Output all of the records again, exactly as written.
***** DATA SUPPLIED
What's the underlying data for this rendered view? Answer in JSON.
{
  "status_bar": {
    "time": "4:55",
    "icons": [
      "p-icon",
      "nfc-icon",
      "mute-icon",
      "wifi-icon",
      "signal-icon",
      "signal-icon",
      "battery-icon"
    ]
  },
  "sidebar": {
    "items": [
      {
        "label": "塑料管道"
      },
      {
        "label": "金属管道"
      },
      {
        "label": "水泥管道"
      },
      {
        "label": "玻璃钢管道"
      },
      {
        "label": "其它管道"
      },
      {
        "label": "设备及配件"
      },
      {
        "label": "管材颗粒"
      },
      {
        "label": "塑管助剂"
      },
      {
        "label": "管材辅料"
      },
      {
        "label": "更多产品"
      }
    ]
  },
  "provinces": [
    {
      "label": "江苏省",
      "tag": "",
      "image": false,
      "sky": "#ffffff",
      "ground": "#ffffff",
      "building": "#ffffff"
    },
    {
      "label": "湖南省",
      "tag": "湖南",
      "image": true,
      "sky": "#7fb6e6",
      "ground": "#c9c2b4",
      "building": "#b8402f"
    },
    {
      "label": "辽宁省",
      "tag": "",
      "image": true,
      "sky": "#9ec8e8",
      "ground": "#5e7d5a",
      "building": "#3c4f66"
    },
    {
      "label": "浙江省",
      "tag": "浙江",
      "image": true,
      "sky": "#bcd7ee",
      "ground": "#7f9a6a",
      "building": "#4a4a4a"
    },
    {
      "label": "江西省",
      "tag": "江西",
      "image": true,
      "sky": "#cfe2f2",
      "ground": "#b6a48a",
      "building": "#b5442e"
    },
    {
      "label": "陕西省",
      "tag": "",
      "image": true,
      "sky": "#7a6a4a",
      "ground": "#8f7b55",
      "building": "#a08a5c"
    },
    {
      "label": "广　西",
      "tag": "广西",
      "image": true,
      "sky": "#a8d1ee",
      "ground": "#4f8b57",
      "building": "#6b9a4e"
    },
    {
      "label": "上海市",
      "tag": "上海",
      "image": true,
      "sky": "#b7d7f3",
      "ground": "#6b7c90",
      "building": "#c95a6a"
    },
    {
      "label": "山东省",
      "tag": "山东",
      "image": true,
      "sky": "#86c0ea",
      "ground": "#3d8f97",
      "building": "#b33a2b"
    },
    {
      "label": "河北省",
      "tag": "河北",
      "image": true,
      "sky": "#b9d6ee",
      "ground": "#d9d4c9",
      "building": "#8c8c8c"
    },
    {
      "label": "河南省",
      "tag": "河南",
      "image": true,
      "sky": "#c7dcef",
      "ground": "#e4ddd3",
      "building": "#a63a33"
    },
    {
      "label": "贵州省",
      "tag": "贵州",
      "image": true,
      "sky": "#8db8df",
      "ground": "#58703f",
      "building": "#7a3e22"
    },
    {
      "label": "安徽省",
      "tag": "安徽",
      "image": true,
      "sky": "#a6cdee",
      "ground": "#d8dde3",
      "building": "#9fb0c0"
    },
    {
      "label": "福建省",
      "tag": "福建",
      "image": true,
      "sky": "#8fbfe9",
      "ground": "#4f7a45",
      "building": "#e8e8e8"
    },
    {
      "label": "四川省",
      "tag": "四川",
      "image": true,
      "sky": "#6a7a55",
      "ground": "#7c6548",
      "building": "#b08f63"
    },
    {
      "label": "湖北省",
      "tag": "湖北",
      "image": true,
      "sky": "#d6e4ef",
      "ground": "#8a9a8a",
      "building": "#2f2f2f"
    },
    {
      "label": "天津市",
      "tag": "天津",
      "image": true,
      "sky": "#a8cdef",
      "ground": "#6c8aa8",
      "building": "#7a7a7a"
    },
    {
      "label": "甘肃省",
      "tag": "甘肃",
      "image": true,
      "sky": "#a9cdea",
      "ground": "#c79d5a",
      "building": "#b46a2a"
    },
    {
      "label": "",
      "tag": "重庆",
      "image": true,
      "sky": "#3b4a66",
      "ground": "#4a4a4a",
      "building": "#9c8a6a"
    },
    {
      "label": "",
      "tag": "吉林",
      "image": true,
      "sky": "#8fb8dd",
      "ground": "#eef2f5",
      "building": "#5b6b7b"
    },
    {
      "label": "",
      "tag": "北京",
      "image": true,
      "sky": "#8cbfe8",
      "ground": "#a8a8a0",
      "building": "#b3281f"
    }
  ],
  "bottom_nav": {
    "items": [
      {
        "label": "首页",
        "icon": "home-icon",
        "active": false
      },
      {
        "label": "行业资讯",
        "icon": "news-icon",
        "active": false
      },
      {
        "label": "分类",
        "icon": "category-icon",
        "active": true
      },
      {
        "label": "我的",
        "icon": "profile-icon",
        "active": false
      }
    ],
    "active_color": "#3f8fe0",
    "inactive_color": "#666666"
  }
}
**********
_FINISHED TASK_
What's the underlying data for this rendered view? Answer in JSON.
{
  "status_bar": {
    "time": "4:55",
    "icons": [
      "p-icon",
      "nfc-icon",
      "mute-icon",
      "wifi-icon",
      "signal-icon",
      "signal-icon",
      "battery-icon"
    ]
  },
  "sidebar": {
    "items": [
      {
        "label": "塑料管道"
      },
      {
        "label": "金属管道"
      },
      {
        "label": "水泥管道"
      },
      {
        "label": "玻璃钢管道"
      },
      {
        "label": "其它管道"
      },
      {
        "label": "设备及配件"
      },
      {
        "label": "管材颗粒"
      },
      {
        "label": "塑管助剂"
      },
      {
        "label": "管材辅料"
      },
      {
        "label": "更多产品"
      }
    ]
  },
  "provinces": [
    {
      "label": "江苏省",
      "tag": "",
      "image": false,
      "sky": "#ffffff",
      "ground": "#ffffff",
      "building": "#ffffff"
    },
    {
      "label": "湖南省",
      "tag": "湖南",
      "image": true,
      "sky": "#7fb6e6",
      "ground": "#c9c2b4",
      "building": "#b8402f"
    },
    {
      "label": "辽宁省",
      "tag": "",
      "image": true,
      "sky": "#9ec8e8",
      "ground": "#5e7d5a",
      "building": "#3c4f66"
    },
    {
      "label": "浙江省",
      "tag": "浙江",
      "image": true,
      "sky": "#bcd7ee",
      "ground": "#7f9a6a",
      "building": "#4a4a4a"
    },
    {
      "label": "江西省",
      "tag": "江西",
      "image": true,
      "sky": "#cfe2f2",
      "ground": "#b6a48a",
      "building": "#b5442e"
    },
    {
      "label": "陕西省",
      "tag": "",
      "image": true,
      "sky": "#7a6a4a",
      "ground": "#8f7b55",
      "building": "#a08a5c"
    },
    {
      "label": "广　西",
      "tag": "广西",
      "image": true,
      "sky": "#a8d1ee",
      "ground": "#4f8b57",
      "building": "#6b9a4e"
    },
    {
      "label": "上海市",
      "tag": "上海",
      "image": true,
      "sky": "#b7d7f3",
      "ground": "#6b7c90",
      "building": "#c95a6a"
    },
    {
      "label": "山东省",
      "tag": "山东",
      "image": true,
      "sky": "#86c0ea",
      "ground": "#3d8f97",
      "building": "#b33a2b"
    },
    {
      "label": "河北省",
      "tag": "河北",
      "image": true,
      "sky": "#b9d6ee",
      "ground": "#d9d4c9",
      "building": "#8c8c8c"
    },
    {
      "label": "河南省",
      "tag": "河南",
      "image": true,
      "sky": "#c7dcef",
      "ground": "#e4ddd3",
      "building": "#a63a33"
    },
    {
      "label": "贵州省",
      "tag": "贵州",
      "image": true,
      "sky": "#8db8df",
      "ground": "#58703f",
      "building": "#7a3e22"
    },
    {
      "label": "安徽省",
      "tag": "安徽",
      "image": true,
      "sky": "#a6cdee",
      "ground": "#d8dde3",
      "building": "#9fb0c0"
    },
    {
      "label": "福建省",
      "tag": "福建",
      "image": true,
      "sky": "#8fbfe9",
      "ground": "#4f7a45",
      "building": "#e8e8e8"
    },
    {
      "label": "四川省",
      "tag": "四川",
      "image": true,
      "sky": "#6a7a55",
      "ground": "#7c6548",
      "building": "#b08f63"
    },
    {
      "label": "湖北省",
      "tag": "湖北",
      "image": true,
      "sky": "#d6e4ef",
      "ground": "#8a9a8a",
      "building": "#2f2f2f"
    },
    {
      "label": "天津市",
      "tag": "天津",
      "image": true,
      "sky": "#a8cdef",
      "ground": "#6c8aa8",
      "building": "#7a7a7a"
    },
    {
      "label": "甘肃省",
      "tag": "甘肃",
      "image": true,
      "sky": "#a9cdea",
      "ground": "#c79d5a",
      "building": "#b46a2a"
    },
    {
      "label": "",
      "tag": "重庆",
      "image": true,
      "sky": "#3b4a66",
      "ground": "#4a4a4a",
      "building": "#9c8a6a"
    },
    {
      "label": "",
      "tag": "吉林",
      "image": true,
      "sky": "#8fb8dd",
      "ground": "#eef2f5",
      "building": "#5b6b7b"
    },
    {
      "label": "",
      "tag": "北京",
      "image": true,
      "sky": "#8cbfe8",
      "ground": "#a8a8a0",
      "building": "#b3281f"
    }
  ],
  "bottom_nav": {
    "items": [
      {
        "label": "首页",
        "icon": "home-icon",
        "active": false
      },
      {
        "label": "行业资讯",
        "icon": "news-icon",
        "active": false
      },
      {
        "label": "分类",
        "icon": "category-icon",
        "active": true
      },
      {
        "label": "我的",
        "icon": "profile-icon",
        "active": false
      }
    ],
    "active_color": "#3f8fe0",
    "inactive_color": "#666666"
  }
}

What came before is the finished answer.